Microsoft Inc. (NASDAQ: MSFT) Blocks by Britain Authority for Activision Deal

    Microsoft Activision Blizzard

    Microsoft Inc. (NASDAQ: MSFT) surges over 1.25% in early session on Thursday as the firm’s president, Brad Smith, stated that the UK regulator’s decision to block its acquisition of ‘Call of Duty’ creator Activision Blizzard “had shaken confidence” in the UK as a location for tech enterprises.

    The Competition and Markets Authority (CMA), which is independent of the government, halted the transaction on Wednesday, claiming that it will harm competition in the burgeoning cloud gaming sector.

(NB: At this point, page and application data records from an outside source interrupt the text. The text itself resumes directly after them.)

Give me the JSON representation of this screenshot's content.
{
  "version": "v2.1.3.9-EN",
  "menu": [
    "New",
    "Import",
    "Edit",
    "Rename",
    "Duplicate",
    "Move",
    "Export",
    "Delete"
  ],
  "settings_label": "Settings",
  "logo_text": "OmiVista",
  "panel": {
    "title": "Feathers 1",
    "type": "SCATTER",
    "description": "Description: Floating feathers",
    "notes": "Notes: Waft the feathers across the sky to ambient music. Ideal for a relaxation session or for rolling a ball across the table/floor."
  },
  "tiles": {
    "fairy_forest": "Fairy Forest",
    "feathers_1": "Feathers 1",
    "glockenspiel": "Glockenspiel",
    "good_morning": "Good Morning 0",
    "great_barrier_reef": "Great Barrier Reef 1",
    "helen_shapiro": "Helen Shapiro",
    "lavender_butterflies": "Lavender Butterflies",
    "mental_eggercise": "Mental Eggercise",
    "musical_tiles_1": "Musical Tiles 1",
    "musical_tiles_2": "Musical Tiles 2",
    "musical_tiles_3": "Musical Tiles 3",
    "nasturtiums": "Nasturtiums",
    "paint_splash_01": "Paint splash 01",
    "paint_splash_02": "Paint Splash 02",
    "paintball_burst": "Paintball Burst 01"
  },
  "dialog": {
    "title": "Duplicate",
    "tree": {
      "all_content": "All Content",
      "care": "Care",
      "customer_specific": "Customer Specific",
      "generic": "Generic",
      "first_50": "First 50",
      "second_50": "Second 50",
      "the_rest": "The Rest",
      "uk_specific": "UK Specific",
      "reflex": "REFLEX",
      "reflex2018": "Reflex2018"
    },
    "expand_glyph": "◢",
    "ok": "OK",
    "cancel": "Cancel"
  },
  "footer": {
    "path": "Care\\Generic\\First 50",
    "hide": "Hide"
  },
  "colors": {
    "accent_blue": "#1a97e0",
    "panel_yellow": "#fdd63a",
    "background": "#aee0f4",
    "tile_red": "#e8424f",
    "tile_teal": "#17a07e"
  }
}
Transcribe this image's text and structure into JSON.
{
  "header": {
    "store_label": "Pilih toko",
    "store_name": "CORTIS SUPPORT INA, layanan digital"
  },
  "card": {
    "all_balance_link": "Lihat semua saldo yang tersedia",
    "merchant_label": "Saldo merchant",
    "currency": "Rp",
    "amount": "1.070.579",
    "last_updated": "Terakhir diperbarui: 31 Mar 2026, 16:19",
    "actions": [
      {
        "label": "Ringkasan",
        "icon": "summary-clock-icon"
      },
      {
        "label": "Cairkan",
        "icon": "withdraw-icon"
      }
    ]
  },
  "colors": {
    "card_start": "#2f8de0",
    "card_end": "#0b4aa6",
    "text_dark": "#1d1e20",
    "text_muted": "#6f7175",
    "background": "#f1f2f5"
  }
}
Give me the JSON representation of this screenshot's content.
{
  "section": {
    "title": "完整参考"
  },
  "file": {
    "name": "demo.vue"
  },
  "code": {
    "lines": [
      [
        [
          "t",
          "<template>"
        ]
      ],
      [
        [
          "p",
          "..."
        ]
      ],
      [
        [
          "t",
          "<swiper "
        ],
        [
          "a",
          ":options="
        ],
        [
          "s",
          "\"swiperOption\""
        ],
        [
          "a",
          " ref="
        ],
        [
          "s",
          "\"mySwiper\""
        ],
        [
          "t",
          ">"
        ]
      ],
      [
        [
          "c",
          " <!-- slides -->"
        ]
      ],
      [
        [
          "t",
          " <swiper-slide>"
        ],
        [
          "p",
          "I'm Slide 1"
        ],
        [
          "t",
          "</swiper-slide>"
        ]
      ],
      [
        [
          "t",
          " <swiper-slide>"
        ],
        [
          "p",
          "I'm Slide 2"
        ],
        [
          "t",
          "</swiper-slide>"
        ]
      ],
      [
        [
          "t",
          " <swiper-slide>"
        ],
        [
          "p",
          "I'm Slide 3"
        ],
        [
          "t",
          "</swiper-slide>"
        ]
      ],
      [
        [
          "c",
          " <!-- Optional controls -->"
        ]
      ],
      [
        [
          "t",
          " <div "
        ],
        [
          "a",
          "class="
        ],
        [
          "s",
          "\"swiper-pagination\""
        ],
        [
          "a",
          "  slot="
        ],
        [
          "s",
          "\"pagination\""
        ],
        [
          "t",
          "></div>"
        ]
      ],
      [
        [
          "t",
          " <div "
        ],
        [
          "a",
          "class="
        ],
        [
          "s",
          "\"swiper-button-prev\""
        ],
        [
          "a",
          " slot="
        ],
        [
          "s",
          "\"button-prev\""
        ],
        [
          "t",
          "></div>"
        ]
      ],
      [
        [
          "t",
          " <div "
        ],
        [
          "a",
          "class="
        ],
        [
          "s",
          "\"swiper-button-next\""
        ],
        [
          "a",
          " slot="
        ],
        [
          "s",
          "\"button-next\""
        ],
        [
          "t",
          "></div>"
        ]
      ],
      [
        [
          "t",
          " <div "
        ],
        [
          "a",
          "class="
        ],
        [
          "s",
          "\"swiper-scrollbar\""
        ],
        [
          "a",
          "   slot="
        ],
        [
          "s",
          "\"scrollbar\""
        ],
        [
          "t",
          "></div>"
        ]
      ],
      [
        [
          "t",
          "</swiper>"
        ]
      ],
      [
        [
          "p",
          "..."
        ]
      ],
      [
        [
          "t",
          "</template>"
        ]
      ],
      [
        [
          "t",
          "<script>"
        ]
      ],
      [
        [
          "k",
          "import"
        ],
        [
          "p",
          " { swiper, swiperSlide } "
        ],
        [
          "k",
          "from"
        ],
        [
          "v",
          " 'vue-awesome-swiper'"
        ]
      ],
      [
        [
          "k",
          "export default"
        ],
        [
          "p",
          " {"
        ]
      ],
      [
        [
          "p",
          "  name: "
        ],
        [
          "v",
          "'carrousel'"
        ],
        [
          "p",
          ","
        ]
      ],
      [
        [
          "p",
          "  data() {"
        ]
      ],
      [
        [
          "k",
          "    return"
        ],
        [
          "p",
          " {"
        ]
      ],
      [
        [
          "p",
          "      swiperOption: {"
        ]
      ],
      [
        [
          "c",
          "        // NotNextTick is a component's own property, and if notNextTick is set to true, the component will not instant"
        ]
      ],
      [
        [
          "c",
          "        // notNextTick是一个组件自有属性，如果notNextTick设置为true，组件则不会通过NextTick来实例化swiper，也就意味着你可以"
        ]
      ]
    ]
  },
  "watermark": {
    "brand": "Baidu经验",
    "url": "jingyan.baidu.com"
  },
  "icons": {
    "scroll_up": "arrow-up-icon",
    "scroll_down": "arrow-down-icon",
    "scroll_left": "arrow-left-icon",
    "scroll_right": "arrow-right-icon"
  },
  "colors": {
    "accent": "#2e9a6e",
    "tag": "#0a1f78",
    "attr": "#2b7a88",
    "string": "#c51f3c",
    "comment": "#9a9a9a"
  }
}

    On Thursday, Microsoft retaliated, saying it was “probably the darkest day in our four decades in Britain” and that it conveyed the incorrect message to the global software sector about the UK.

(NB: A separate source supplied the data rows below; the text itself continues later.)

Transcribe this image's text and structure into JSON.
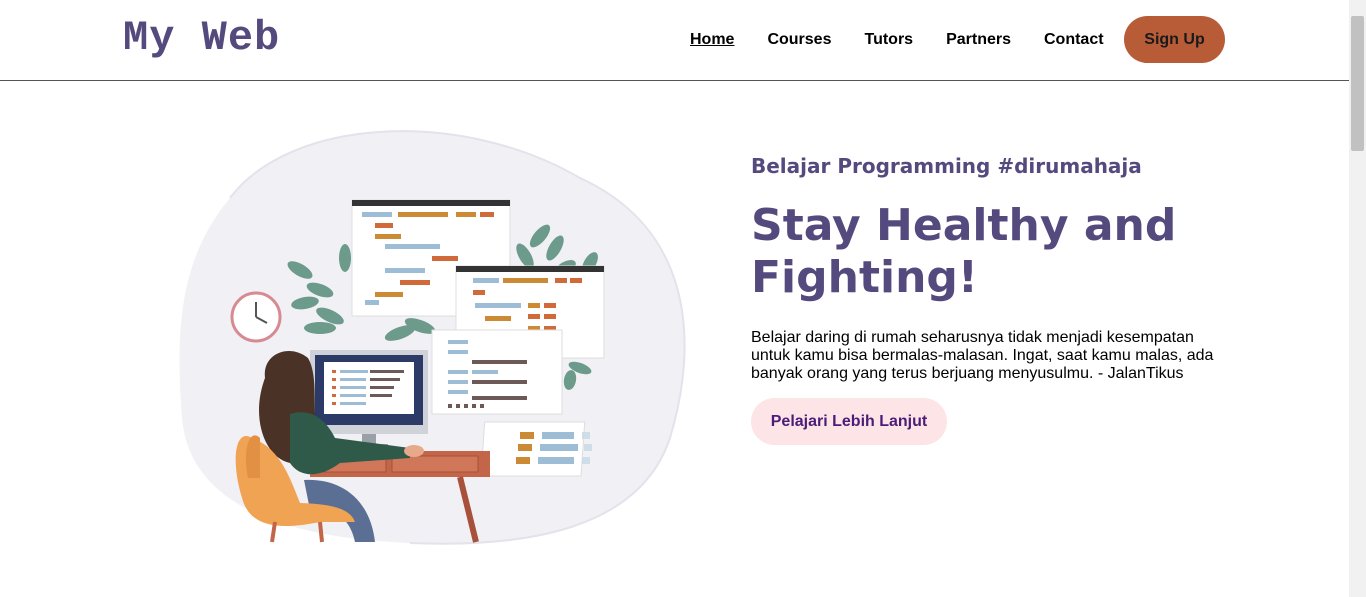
{
  "header": {
    "logo": "My Web",
    "nav": [
      {
        "label": "Home",
        "active": true
      },
      {
        "label": "Courses",
        "active": false
      },
      {
        "label": "Tutors",
        "active": false
      },
      {
        "label": "Partners",
        "active": false
      },
      {
        "label": "Contact",
        "active": false
      }
    ],
    "signup_label": "Sign Up"
  },
  "hero": {
    "tagline": "Belajar Programming #dirumahaja",
    "headline_line1": "Stay Healthy and",
    "headline_line2": "Fighting!",
    "description": "Belajar daring di rumah seharusnya tidak menjadi kesempatan untuk kamu bisa bermalas-malasan. Ingat, saat kamu malas, ada banyak orang yang terus berjuang menyusulmu. - JalanTikus",
    "cta_label": "Pelajari Lebih Lanjut"
  },
  "colors": {
    "brand_purple": "#554a7e",
    "signup_bg": "#b85c38",
    "cta_bg": "#fde4e6",
    "cta_text": "#4b1d78"
  }
}
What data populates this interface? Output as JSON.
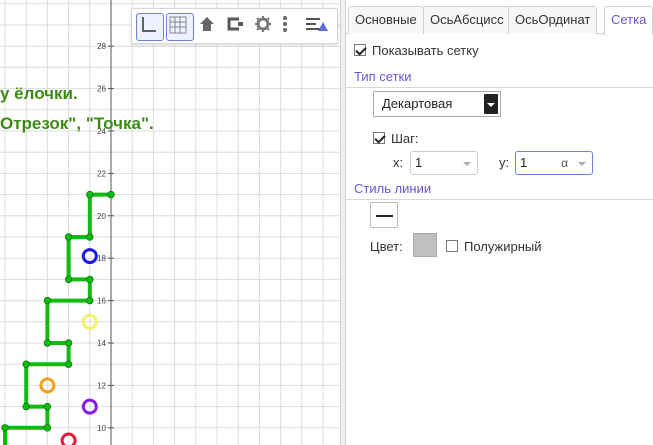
{
  "graphics": {
    "task_line1": "у ёлочки.",
    "task_line2": "Отрезок\", \"Точка\".",
    "y_ticks": [
      "28",
      "26",
      "24",
      "22",
      "20",
      "18",
      "16",
      "14",
      "12",
      "10"
    ],
    "toolbar": {
      "buttons": [
        "axes-icon",
        "grid-icon",
        "home-icon",
        "zoom-style-icon",
        "gear-icon",
        "more-icon",
        "style-bar-icon"
      ]
    },
    "colors": {
      "tree": "#11bb11",
      "text": "#3d8b15",
      "circle_blue": "#1a1ae6",
      "circle_yellow": "#f2f26b",
      "circle_orange": "#f0a020",
      "circle_purple": "#8a1ae6",
      "circle_red": "#e61a3a"
    }
  },
  "panel": {
    "tabs": [
      {
        "label": "Основные",
        "active": false
      },
      {
        "label": "ОсьАбсцисс",
        "active": false
      },
      {
        "label": "ОсьОрдинат",
        "active": false
      },
      {
        "label": "Сетка",
        "active": true
      }
    ],
    "show_grid_label": "Показывать сетку",
    "show_grid_checked": true,
    "grid_type_title": "Тип сетки",
    "grid_type_value": "Декартовая",
    "step_label": "Шаг:",
    "step_checked": true,
    "x_label": "x:",
    "x_value": "1",
    "y_label": "y:",
    "y_value": "1",
    "y_alpha": "α",
    "line_style_title": "Стиль линии",
    "color_label": "Цвет:",
    "bold_label": "Полужирный",
    "bold_checked": false,
    "accent_color": "#6557d2"
  }
}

    “If the government of the United Kingdom wants to bring in investment, if it wants to create jobs (…) it needs to look hard at the role of the CMA, the regulatory structure in the United Kingdom, this transaction, and the message that the United Kingdom has just said to the world,” he said on BBC radio.

    Smith’s views, according to a spokeswoman for British Prime Minister Rishi Sunak, are “not supported by facts.”

    “We continue to believe that the UK has an extremely attractive technology sector and a growing games market,” he added. “We will continue to engage proactively with Microsoft and other companies.”

    Smith claimed that Microsoft has worked efficiently with authorities in Brussels but not in London, refuting Britain’s argument that it will be more flexible following Brexit.

    He claimed that the corporation has responded to the CMA’s queries and asked them to return with any further issues. “They went silent, and we heard nothing from them,” he explained.

    “There’s a clear message here – the European Union is a more attractive place to start a business if you want to sell it someday than the United Kingdom,” he added.

    However, CMA Chief Executive Sarah Cardell stated that the regulator’s mission is to ensure that Britain is a competitive environment in which firms can develop and prosper.

    “The decision that the CMA takes is an independent decision that we reached looking at an overall assessment of the impact of the deal on competition, and we think that is the right decision for the UK,” she added.

    She also mentioned that the US Federal Trade Commission was pushing for the merger to be stopped on competition grounds.

    Microsoft announced yesterday that it will file an appeal, with Activision providing “aggressive” assistance.

    The Competition Appeals Tribunal hears appeals against CMA judgements and renders a conclusion on the decision’s merits. Microsoft will not have the ability to file fresh remedies.